DECUS was the Digital Equipment Computer User Society, a users' group for Digital Equipment Corporation computers. Members included companies and organisations who purchased DEC equipment; many members were application programmers who wrote code for DEC machines or system programmers who managed DEC systems. DECUS was founded in 1961.
DECUS was legally a part of the Digital Equipment Corporation and subsidized by it, but it was run by volunteers. DEC staff were not eligible to join DECUS, but were allowed (and encouraged) to participate in DECUS activities. DEC in turn relied on DECUS as an important channel of communication with its customers.
The DECUS U.S. Chapter conducted technical conferences at various locations, and ran other operations like Local User Groups (LUGs) and Special Interest Groups. Chapters in other nations did likewise. DECUS also promoted the open exchange of user-developed software, largely via magnetic tape.
DECUS played a critical role in the development of computer games in North America in the 1970s. The pioneering titles Adventure by Will Crowther; Baseball, Dungeon and Star Trek by Don Daglow and Hunt the Wumpus by Gregory Yob provided a foundation for the games industry. One of the first real-time interactive multi-user games, MTrek (MultiTrek), was also distributed on DECUS tapes. Major commercial game titles including Zork were first popularized by DECUS.
In the 1990s, DECUS played a significant role in integration of isolated post-soviet scientific, technology and business communities into worldwide community.
In 1998, Compaq acquired Digital, and DECUS became a Compaq user group.
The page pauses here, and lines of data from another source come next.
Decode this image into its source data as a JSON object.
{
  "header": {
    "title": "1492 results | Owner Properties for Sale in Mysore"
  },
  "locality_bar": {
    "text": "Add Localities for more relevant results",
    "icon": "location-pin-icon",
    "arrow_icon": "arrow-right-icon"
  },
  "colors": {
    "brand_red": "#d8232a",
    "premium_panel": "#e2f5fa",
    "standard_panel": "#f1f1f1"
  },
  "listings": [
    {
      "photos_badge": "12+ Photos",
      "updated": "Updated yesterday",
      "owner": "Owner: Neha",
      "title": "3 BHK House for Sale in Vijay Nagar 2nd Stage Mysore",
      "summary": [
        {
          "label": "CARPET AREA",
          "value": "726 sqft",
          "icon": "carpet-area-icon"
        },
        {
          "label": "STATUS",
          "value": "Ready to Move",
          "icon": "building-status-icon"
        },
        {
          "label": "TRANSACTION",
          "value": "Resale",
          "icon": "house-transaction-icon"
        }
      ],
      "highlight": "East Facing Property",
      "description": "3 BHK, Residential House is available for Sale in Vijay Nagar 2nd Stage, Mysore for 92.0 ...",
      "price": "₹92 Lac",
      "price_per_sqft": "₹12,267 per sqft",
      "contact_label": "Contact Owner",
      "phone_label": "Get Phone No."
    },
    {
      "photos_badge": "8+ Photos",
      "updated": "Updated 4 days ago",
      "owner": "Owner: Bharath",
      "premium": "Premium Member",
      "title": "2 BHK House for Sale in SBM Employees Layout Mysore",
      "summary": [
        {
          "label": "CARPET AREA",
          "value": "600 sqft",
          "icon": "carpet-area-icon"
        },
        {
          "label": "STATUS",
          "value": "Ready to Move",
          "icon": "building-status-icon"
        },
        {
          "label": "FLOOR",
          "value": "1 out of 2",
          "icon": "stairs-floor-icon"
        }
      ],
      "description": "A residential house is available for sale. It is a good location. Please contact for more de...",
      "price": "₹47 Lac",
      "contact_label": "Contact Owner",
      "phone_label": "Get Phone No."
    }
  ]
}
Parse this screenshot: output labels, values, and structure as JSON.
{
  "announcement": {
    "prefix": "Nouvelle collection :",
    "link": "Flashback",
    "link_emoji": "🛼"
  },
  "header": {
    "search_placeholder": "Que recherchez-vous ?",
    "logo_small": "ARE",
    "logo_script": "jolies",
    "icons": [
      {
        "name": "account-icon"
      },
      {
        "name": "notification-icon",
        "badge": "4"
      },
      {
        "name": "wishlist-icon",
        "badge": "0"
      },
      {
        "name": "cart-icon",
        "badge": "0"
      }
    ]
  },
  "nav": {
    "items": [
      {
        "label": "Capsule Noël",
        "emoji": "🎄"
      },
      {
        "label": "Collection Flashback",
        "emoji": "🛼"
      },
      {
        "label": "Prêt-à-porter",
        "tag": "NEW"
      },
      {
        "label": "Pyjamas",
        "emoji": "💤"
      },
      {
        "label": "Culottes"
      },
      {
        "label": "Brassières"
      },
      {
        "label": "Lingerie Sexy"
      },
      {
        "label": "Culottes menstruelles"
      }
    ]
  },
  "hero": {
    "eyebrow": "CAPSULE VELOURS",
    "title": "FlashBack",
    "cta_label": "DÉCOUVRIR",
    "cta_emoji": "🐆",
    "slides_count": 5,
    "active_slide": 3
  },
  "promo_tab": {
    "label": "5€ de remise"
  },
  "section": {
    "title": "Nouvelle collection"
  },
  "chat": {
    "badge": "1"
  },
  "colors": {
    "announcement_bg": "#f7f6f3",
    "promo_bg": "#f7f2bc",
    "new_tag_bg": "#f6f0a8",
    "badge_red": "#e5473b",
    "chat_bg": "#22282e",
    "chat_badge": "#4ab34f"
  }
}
In 2000, the DECUS U.S. Chapter incorporated as the independent user group Encompass.
In 2002, Hewlett-Packard acquired Compaq, and DECUS became an HP User Society.